As a whole, Feminist Thought is a thoroughly-researched and concise treatment of a notoriously controversial and complex subject. Readers have professors Tong and Botts to thank for their tireless work on this extremely helpful volume. I highly recommend Feminist Thought if for no other reason than to put the brakes on judgment regarding what “feminist” might mean in today’s highly fragmented and tribalistic culture.
While this book does not explore new territory regarding the issue of women in ministry, it does serve a useful purpose: This is an ideal book to give your pastor, especially if he is straddling the fence on this issue. One pastor speaking to other pastors can have a powerful impact.
Increasingly, one of the latest reactions to the evangelical gender debate among some younger Christian women is “I am neither complementarian nor egalitarian,” inviting the reply: So, then, what are you? And, why do you respond in this way?Michelle Lee-Barnewall, associate professor of biblical and theological studies at Talbot School of Theology at Biola University, gives voice to this relatively recent group.
Seventeen essays explore how the biblical Miriam, Mary the mother of Jesus, Mary of Bethany, and Mary Magdalene were portrayed in the early Christian era, also touching on Jewish and Muslim interpretations.

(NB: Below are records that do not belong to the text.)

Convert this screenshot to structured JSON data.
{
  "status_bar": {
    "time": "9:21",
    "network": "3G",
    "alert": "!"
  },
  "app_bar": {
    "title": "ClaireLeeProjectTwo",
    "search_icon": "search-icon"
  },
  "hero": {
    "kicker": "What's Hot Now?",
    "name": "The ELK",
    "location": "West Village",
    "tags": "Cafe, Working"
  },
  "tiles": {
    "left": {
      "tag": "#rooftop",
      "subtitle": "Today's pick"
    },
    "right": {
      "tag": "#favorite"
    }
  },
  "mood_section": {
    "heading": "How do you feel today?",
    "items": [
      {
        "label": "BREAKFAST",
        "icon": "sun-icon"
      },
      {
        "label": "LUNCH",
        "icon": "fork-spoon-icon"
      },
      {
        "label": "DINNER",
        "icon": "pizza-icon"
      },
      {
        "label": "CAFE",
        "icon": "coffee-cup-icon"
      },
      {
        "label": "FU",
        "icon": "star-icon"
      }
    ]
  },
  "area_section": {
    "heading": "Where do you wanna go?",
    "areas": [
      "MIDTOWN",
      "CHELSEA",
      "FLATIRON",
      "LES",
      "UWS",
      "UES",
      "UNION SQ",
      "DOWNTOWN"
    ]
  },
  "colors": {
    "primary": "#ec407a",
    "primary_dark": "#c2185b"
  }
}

Gary Hoag revisits the topic of wealth in the letter of 1 Timothy, asking whether the teachings found there are consistent or inconsistent with other teachings in the NT, or whether it might be a mixture of the two. Scholars are divided on this question. Hoag’s findings rest on cross-referencing the terms in 1 Timothy with a novel, Ephesiaca by Xenophon of Ephesus.